This post was contributed by Wellfleet Bay sea turtle research associate Karen Dourdeville.
Recently, I was fortunate to be able to attend the International Sea Turtle Society Symposium, in Charleston, SC, one of the largest sea turtle meetings in the world.
The annual symposium is truly an international event, and it’s exciting and invigorating to meet “sea turtle people” from many different countries and to hear about some of the good science occurring with sea turtles all over the world. The symposium also drives home the urgent conservation needs that many sea turtle populations are facing. Attendees are very interested in research here in the northwest Atlantic sea turtle feeding grounds—which include the waters of the Cape and Islands.
One big plus from the symposium is looking for new ways that WBWS sea turtle work can be put to research/conservation use, such as possibly contributing samples from our dead cold-stuns toward a study of a blood test for sexing sea turtles. At the moment, determining the sex of an immature sea turtle generally can’t be done unless the turtle is necropsied.
I attended two workshops. One focused on learning more about male sea turtles, which are difficult to study because they don’t come ashore to nest. Research on males would help give a better picture of overall sex ratios and male reproductive behavior, both of which are crucial to achieving a sustainable sea turtle population.
The other workshop discussed proposed changes to the US Endangered Species Act, which has protected many species, including sea turtles, since the act was passed in 1973. These changes could take effect as early as this summer. One of the biggest changes under consideration would weaken the definition of a “take”, that is, the number of turtles injured or killed, for instance, as by-catch in commercial fishing or human activity on nesting beaches.

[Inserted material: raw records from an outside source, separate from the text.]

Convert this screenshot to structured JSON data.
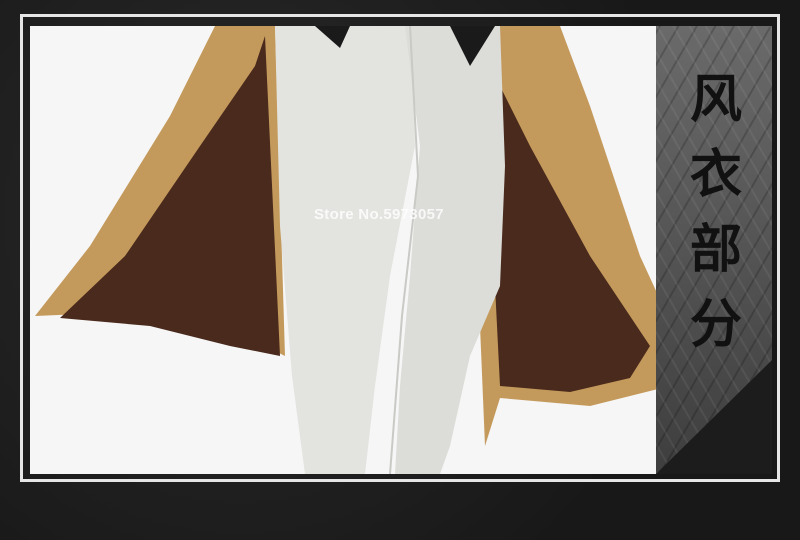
{
  "section_label": [
    "风",
    "衣",
    "部",
    "分"
  ],
  "watermark": "Store No.5973057",
  "colors": {
    "coat_outer": "#c49a5c",
    "coat_lining": "#4a2a1c",
    "pants": "#e3e4e0",
    "background": "#f6f6f6",
    "panel": "#555555"
  }
}
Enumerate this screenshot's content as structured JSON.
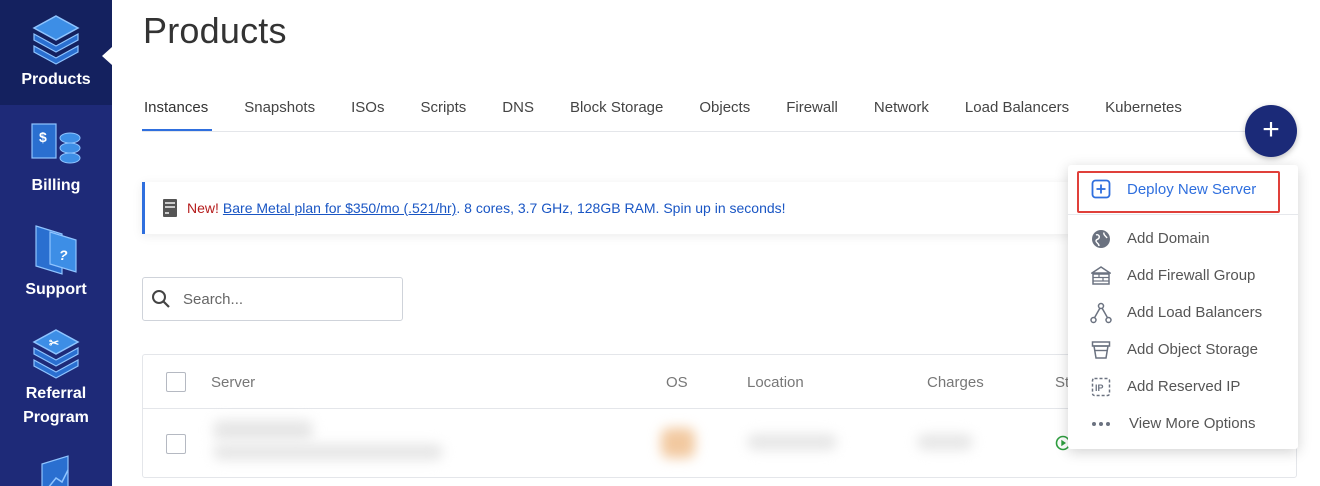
{
  "sidebar": {
    "items": [
      {
        "label": "Products",
        "icon": "layers-icon"
      },
      {
        "label": "Billing",
        "icon": "billing-icon"
      },
      {
        "label": "Support",
        "icon": "support-icon"
      },
      {
        "label": "Referral Program",
        "icon": "referral-icon"
      },
      {
        "label": "",
        "icon": "chart-icon"
      }
    ],
    "bg_color": "#1e2a78"
  },
  "page": {
    "title": "Products"
  },
  "tabs": [
    {
      "label": "Instances",
      "active": true
    },
    {
      "label": "Snapshots"
    },
    {
      "label": "ISOs"
    },
    {
      "label": "Scripts"
    },
    {
      "label": "DNS"
    },
    {
      "label": "Block Storage"
    },
    {
      "label": "Objects"
    },
    {
      "label": "Firewall"
    },
    {
      "label": "Network"
    },
    {
      "label": "Load Balancers"
    },
    {
      "label": "Kubernetes"
    }
  ],
  "fab": {
    "label": "+"
  },
  "banner": {
    "prefix": "New!",
    "link_text": "Bare Metal plan for $350/mo (.521/hr)",
    "rest": ". 8 cores, 3.7 GHz, 128GB RAM. Spin up in seconds!"
  },
  "search": {
    "placeholder": "Search..."
  },
  "table": {
    "columns": [
      "Server",
      "OS",
      "Location",
      "Charges",
      "St"
    ]
  },
  "dropdown": {
    "items": [
      {
        "label": "Deploy New Server",
        "icon": "plus-square-icon"
      },
      {
        "label": "Add Domain",
        "icon": "globe-icon"
      },
      {
        "label": "Add Firewall Group",
        "icon": "firewall-icon"
      },
      {
        "label": "Add Load Balancers",
        "icon": "load-balancer-icon"
      },
      {
        "label": "Add Object Storage",
        "icon": "bucket-icon"
      },
      {
        "label": "Add Reserved IP",
        "icon": "ip-icon"
      },
      {
        "label": "View More Options",
        "icon": "more-dots-icon"
      }
    ]
  },
  "colors": {
    "accent": "#2f6fde",
    "brand": "#1b2a78",
    "alert": "#b51c1c",
    "highlight": "#e0403a"
  }
}
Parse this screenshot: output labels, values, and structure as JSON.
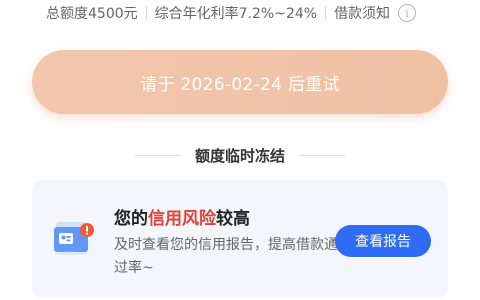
{
  "info": {
    "total_quota": "总额度4500元",
    "rate": "综合年化利率7.2%~24%",
    "notice": "借款须知",
    "info_icon": "i"
  },
  "retry_button": {
    "label": "请于 2026-02-24 后重试"
  },
  "status": {
    "title": "额度临时冻结"
  },
  "credit_card": {
    "title_prefix": "您的",
    "title_highlight": "信用风险",
    "title_suffix": "较高",
    "description": "及时查看您的信用报告，提高借款通过率~",
    "report_button": "查看报告",
    "icon": "credit-report-icon"
  },
  "colors": {
    "retry_button": "#f1c4a9",
    "highlight": "#e5403a",
    "report_button": "#2f6cf6",
    "card_bg": "#f4f6fb"
  }
}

Despite some of the sobering news on the conservation front, it was gratifying to talk to staff from different sea turtle rehab facilities who care for some of the Cape Cod cold-stuns. Five of our cold-stunned loggerheads are in rehab at the South Carolina Aquarium, and hopefully they will all be released in the coming months.